Required work: State the number of lines in the records underneath where the word "완료되면" turns up, and say nothing else.

Given entries:
☆ ☆ ☆ ☆ ☆ ☆ ☆

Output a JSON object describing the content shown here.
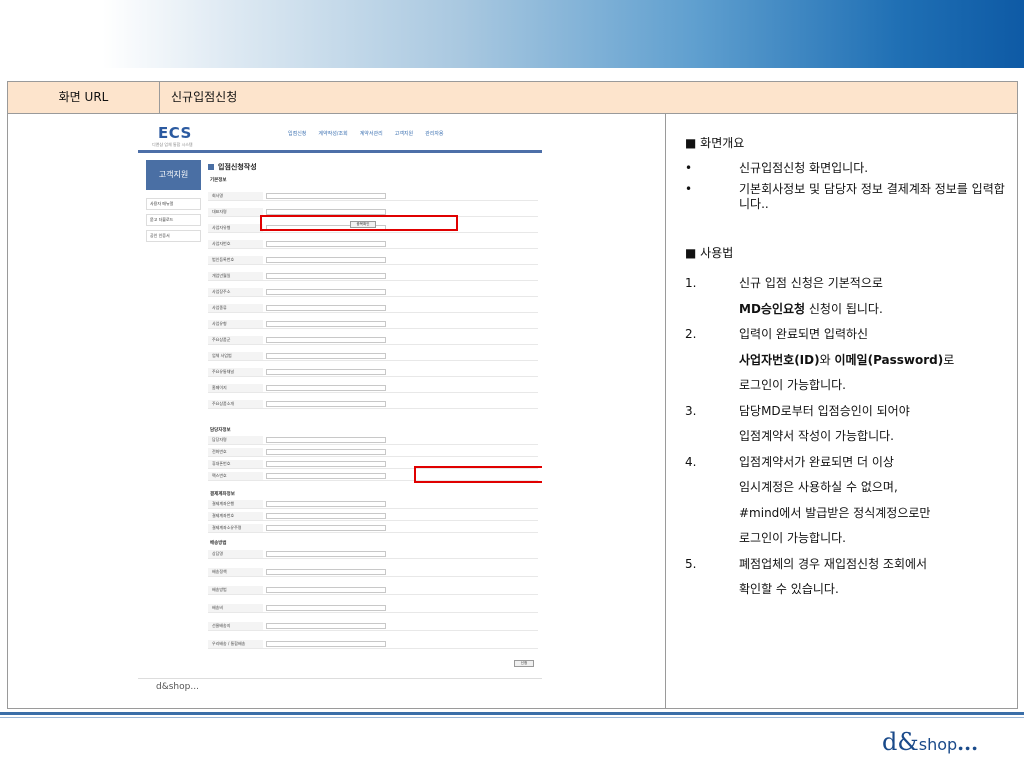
{
  "header": {
    "label": "화면 URL",
    "value": "신규입점신청"
  },
  "screenshot": {
    "logo": "ECS",
    "logo_sub": "디앤샵 업체 통합 시스템",
    "nav": [
      "입점신청",
      "계약작성/조회",
      "계약서관리",
      "고객지원",
      "관리자용"
    ],
    "side_title": "고객지원",
    "side_items": [
      "사용자 매뉴얼",
      "묻고 더블로드",
      "공인 인증서"
    ],
    "form_title": "입점신청작성",
    "sections": [
      "기본정보",
      "담당자정보",
      "결제계좌정보",
      "배송방법"
    ],
    "fields": [
      "회사명",
      "대표자명",
      "사업자유형",
      "사업자번호",
      "법인등록번호",
      "개업년월일",
      "사업장주소",
      "사업종류",
      "사업유형",
      "주요상품군",
      "업체 사업범",
      "주요유통채널",
      "홈페이지",
      "주요상품소개"
    ],
    "contact_fields": [
      "담당자명",
      "전화번호",
      "휴대폰번호",
      "팩스번호"
    ],
    "bank_fields": [
      "결제계좌은행",
      "결제계좌번호",
      "결제계좌소유주명"
    ],
    "ship_fields": [
      "상담명",
      "배송정책",
      "배송방법",
      "배송비",
      "선물배송지",
      "우리배송 / 통합배송"
    ],
    "btn_check": "중복확인",
    "btn_submit": "신청",
    "homepage_value": "http://",
    "footer_logo": "d&shop..."
  },
  "desc": {
    "overview_title": "■ 화면개요",
    "overview": [
      {
        "marker": "•",
        "text": "신규입점신청 화면입니다."
      },
      {
        "marker": "•",
        "text": "기본회사정보 및 담당자 정보 결제계좌 정보를 입력합니다.."
      }
    ],
    "usage_title": "■ 사용법",
    "s1_num": "1.",
    "s1_a": "신규 입점 신청은 기본적으로",
    "s1_b_bold": "MD승인요청",
    "s1_b": " 신청이 됩니다.",
    "s2_num": "2.",
    "s2_a": "입력이 완료되면 입력하신",
    "s2_b_bold1": "사업자번호(ID)",
    "s2_b_mid": "와 ",
    "s2_b_bold2": "이메일(Password)",
    "s2_b_end": "로",
    "s2_c": "로그인이 가능합니다.",
    "s3_num": "3.",
    "s3_a": "담당MD로부터 입점승인이 되어야",
    "s3_b": "입점계약서 작성이 가능합니다.",
    "s4_num": "4.",
    "s4_a": "입점계약서가 완료되면 더 이상",
    "s4_b": "임시계정은 사용하실 수 없으며,",
    "s4_c": "#mind에서 발급받은 정식계정으로만",
    "s4_d": "로그인이 가능합니다.",
    "s5_num": "5.",
    "s5_a": "폐점업체의 경우 재입점신청 조회에서",
    "s5_b": "확인할 수 있습니다."
  },
  "brand": {
    "main": "d&",
    "small": "shop",
    "dots": "..."
  }
}
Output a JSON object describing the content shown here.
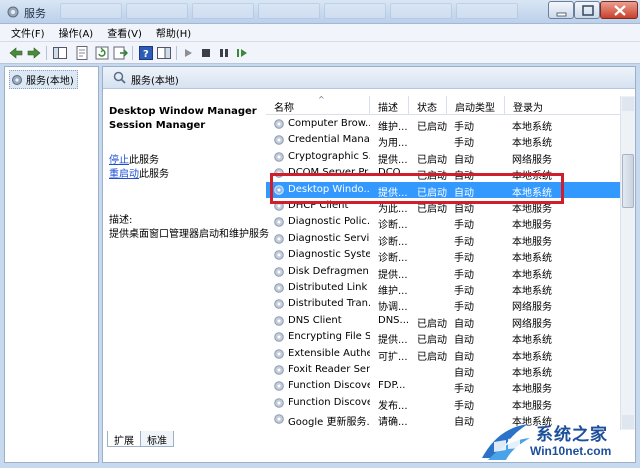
{
  "window": {
    "title": "服务"
  },
  "menu": [
    "文件(F)",
    "操作(A)",
    "查看(V)",
    "帮助(H)"
  ],
  "tree": {
    "node_label": "服务(本地)"
  },
  "panel": {
    "header_title": "服务(本地)",
    "selected_service_title": "Desktop Window Manager Session Manager",
    "stop_link": "停止",
    "stop_suffix": "此服务",
    "restart_link": "重启动",
    "restart_suffix": "此服务",
    "desc_label": "描述:",
    "desc_text": "提供桌面窗口管理器启动和维护服务"
  },
  "grid": {
    "columns": [
      "名称",
      "描述",
      "状态",
      "启动类型",
      "登录为"
    ],
    "rows": [
      {
        "name": "Computer Brow...",
        "desc": "维护...",
        "status": "已启动",
        "start": "手动",
        "logon": "本地系统"
      },
      {
        "name": "Credential Mana...",
        "desc": "为用...",
        "status": "",
        "start": "手动",
        "logon": "本地系统"
      },
      {
        "name": "Cryptographic S...",
        "desc": "提供...",
        "status": "已启动",
        "start": "自动",
        "logon": "网络服务"
      },
      {
        "name": "DCOM Server Pr...",
        "desc": "DCO...",
        "status": "已启动",
        "start": "自动",
        "logon": "本地系统"
      },
      {
        "name": "Desktop Windo...",
        "desc": "提供...",
        "status": "已启动",
        "start": "自动",
        "logon": "本地系统"
      },
      {
        "name": "DHCP Client",
        "desc": "为此...",
        "status": "已启动",
        "start": "自动",
        "logon": "本地服务"
      },
      {
        "name": "Diagnostic Polic...",
        "desc": "诊断...",
        "status": "",
        "start": "手动",
        "logon": "本地服务"
      },
      {
        "name": "Diagnostic Servi...",
        "desc": "诊断...",
        "status": "",
        "start": "手动",
        "logon": "本地服务"
      },
      {
        "name": "Diagnostic Syste...",
        "desc": "诊断...",
        "status": "",
        "start": "手动",
        "logon": "本地系统"
      },
      {
        "name": "Disk Defragmen...",
        "desc": "提供...",
        "status": "",
        "start": "手动",
        "logon": "本地系统"
      },
      {
        "name": "Distributed Link ...",
        "desc": "维护...",
        "status": "",
        "start": "手动",
        "logon": "本地系统"
      },
      {
        "name": "Distributed Tran...",
        "desc": "协调...",
        "status": "",
        "start": "手动",
        "logon": "网络服务"
      },
      {
        "name": "DNS Client",
        "desc": "DNS...",
        "status": "已启动",
        "start": "自动",
        "logon": "网络服务"
      },
      {
        "name": "Encrypting File S...",
        "desc": "提供...",
        "status": "已启动",
        "start": "自动",
        "logon": "本地系统"
      },
      {
        "name": "Extensible Authe...",
        "desc": "可扩...",
        "status": "已启动",
        "start": "自动",
        "logon": "本地系统"
      },
      {
        "name": "Foxit Reader Ser...",
        "desc": "",
        "status": "",
        "start": "自动",
        "logon": "本地系统"
      },
      {
        "name": "Function Discove...",
        "desc": "FDP...",
        "status": "",
        "start": "手动",
        "logon": "本地服务"
      },
      {
        "name": "Function Discove...",
        "desc": "发布...",
        "status": "",
        "start": "手动",
        "logon": "本地服务"
      },
      {
        "name": "Google 更新服务...",
        "desc": "请确...",
        "status": "",
        "start": "自动",
        "logon": "本地系统"
      }
    ],
    "selected_index": 4
  },
  "tabs": [
    "扩展",
    "标准"
  ],
  "watermark": {
    "cn": "系统之家",
    "url": "Win10net.com"
  },
  "colors": {
    "selection": "#3399ff",
    "highlight_border": "#d01f2a",
    "link": "#1b4fd0"
  }
}
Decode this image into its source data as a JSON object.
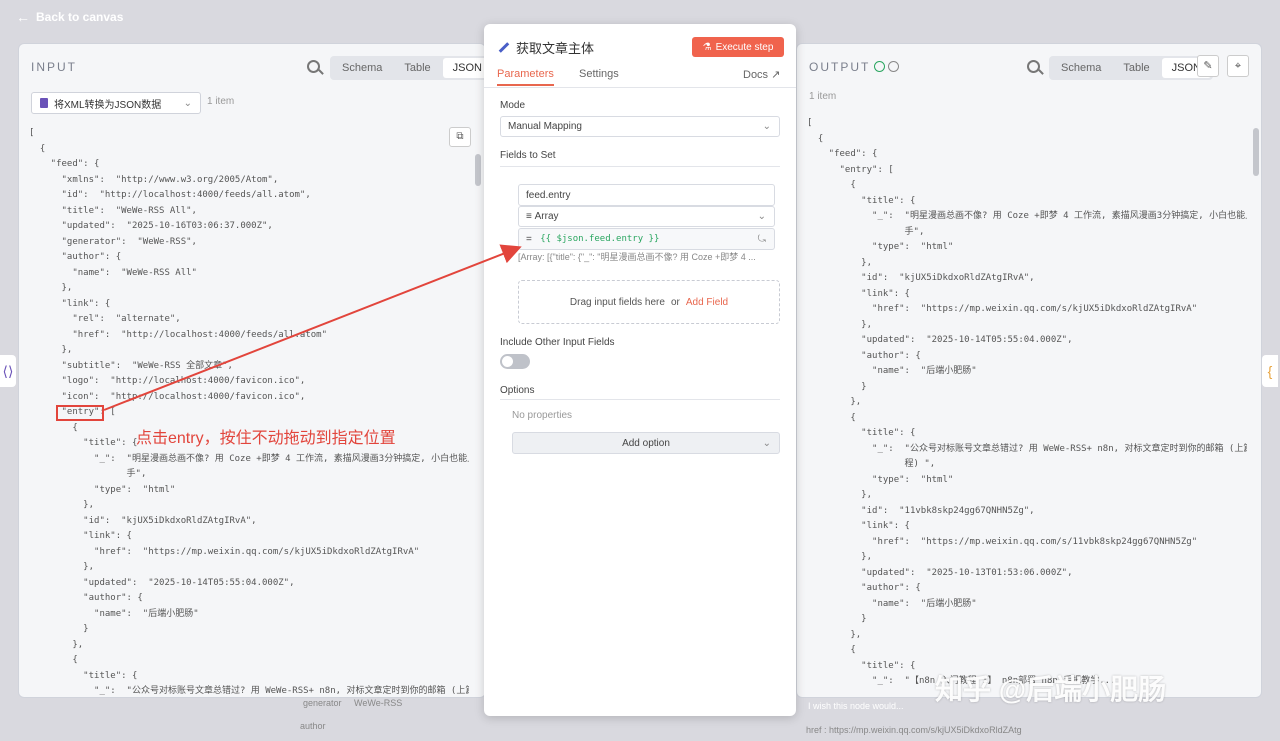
{
  "topbar": {
    "back_label": "Back to canvas"
  },
  "input": {
    "title": "INPUT",
    "view_tabs": [
      "Schema",
      "Table",
      "JSON"
    ],
    "source_node": "将XML转换为JSON数据",
    "item_count": "1 item",
    "json_lines": [
      "[",
      "  {",
      "    \"feed\": {",
      "      \"xmlns\":  \"http://www.w3.org/2005/Atom\",",
      "      \"id\":  \"http://localhost:4000/feeds/all.atom\",",
      "      \"title\":  \"WeWe-RSS All\",",
      "      \"updated\":  \"2025-10-16T03:06:37.000Z\",",
      "      \"generator\":  \"WeWe-RSS\",",
      "      \"author\": {",
      "        \"name\":  \"WeWe-RSS All\"",
      "      },",
      "      \"link\": {",
      "        \"rel\":  \"alternate\",",
      "        \"href\":  \"http://localhost:4000/feeds/all.atom\"",
      "      },",
      "      \"subtitle\":  \"WeWe-RSS 全部文章\",",
      "      \"logo\":  \"http://localhost:4000/favicon.ico\",",
      "      \"icon\":  \"http://localhost:4000/favicon.ico\",",
      "      \"entry\": [",
      "        {",
      "          \"title\": {",
      "            \"_\":  \"明星漫画总画不像? 用 Coze +即梦 4 工作流, 素描风漫画3分钟搞定, 小白也能上",
      "                  手\",",
      "            \"type\":  \"html\"",
      "          },",
      "          \"id\":  \"kjUX5iDkdxoRldZAtgIRvA\",",
      "          \"link\": {",
      "            \"href\":  \"https://mp.weixin.qq.com/s/kjUX5iDkdxoRldZAtgIRvA\"",
      "          },",
      "          \"updated\":  \"2025-10-14T05:55:04.000Z\",",
      "          \"author\": {",
      "            \"name\":  \"后端小肥肠\"",
      "          }",
      "        },",
      "        {",
      "          \"title\": {",
      "            \"_\":  \"公众号对标账号文章总错过? 用 WeWe-RSS+ n8n, 对标文章定时到你的邮箱 (上篇教"
    ],
    "annotation": "点击entry，按住不动拖动到指定位置"
  },
  "node": {
    "title": "获取文章主体",
    "execute_label": "Execute step",
    "tabs": [
      "Parameters",
      "Settings"
    ],
    "docs_label": "Docs",
    "mode_label": "Mode",
    "mode_value": "Manual Mapping",
    "fields_label": "Fields to Set",
    "field_name": "feed.entry",
    "field_type": "Array",
    "field_expression": "{{ $json.feed.entry }}",
    "field_preview": "[Array: [{\"title\": {\"_\": \"明星漫画总画不像? 用 Coze +即梦 4 ...",
    "drop_text": "Drag input fields here",
    "drop_or": "or",
    "add_field_label": "Add Field",
    "include_label": "Include Other Input Fields",
    "include_enabled": false,
    "options_label": "Options",
    "no_properties": "No properties",
    "add_option_label": "Add option"
  },
  "output": {
    "title": "OUTPUT",
    "view_tabs": [
      "Schema",
      "Table",
      "JSON"
    ],
    "item_count": "1 item",
    "json_lines": [
      "[",
      "  {",
      "    \"feed\": {",
      "      \"entry\": [",
      "        {",
      "          \"title\": {",
      "            \"_\":  \"明星漫画总画不像? 用 Coze +即梦 4 工作流, 素描风漫画3分钟搞定, 小白也能上",
      "                  手\",",
      "            \"type\":  \"html\"",
      "          },",
      "          \"id\":  \"kjUX5iDkdxoRldZAtgIRvA\",",
      "          \"link\": {",
      "            \"href\":  \"https://mp.weixin.qq.com/s/kjUX5iDkdxoRldZAtgIRvA\"",
      "          },",
      "          \"updated\":  \"2025-10-14T05:55:04.000Z\",",
      "          \"author\": {",
      "            \"name\":  \"后端小肥肠\"",
      "          }",
      "        },",
      "        {",
      "          \"title\": {",
      "            \"_\":  \"公众号对标账号文章总错过? 用 WeWe-RSS+ n8n, 对标文章定时到你的邮箱 (上篇教",
      "                  程) \",",
      "            \"type\":  \"html\"",
      "          },",
      "          \"id\":  \"11vbk8skp24gg67QNHN5Zg\",",
      "          \"link\": {",
      "            \"href\":  \"https://mp.weixin.qq.com/s/11vbk8skp24gg67QNHN5Zg\"",
      "          },",
      "          \"updated\":  \"2025-10-13T01:53:06.000Z\",",
      "          \"author\": {",
      "            \"name\":  \"后端小肥肠\"",
      "          }",
      "        },",
      "        {",
      "          \"title\": {",
      "            \"_\":  \"【n8n 入门教程 1】 n8n部署 n8n 手把教学..."
    ],
    "feedback_label": "I wish this node would..."
  },
  "background": {
    "row1_key": "generator",
    "row1_val": "WeWe-RSS",
    "row2_key": "author",
    "row3": "href : https://mp.weixin.qq.com/s/kjUX5iDkdxoRldZAtg"
  },
  "watermark": "知乎 @后端小肥肠"
}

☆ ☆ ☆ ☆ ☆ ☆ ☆

Answer to the exercise: 2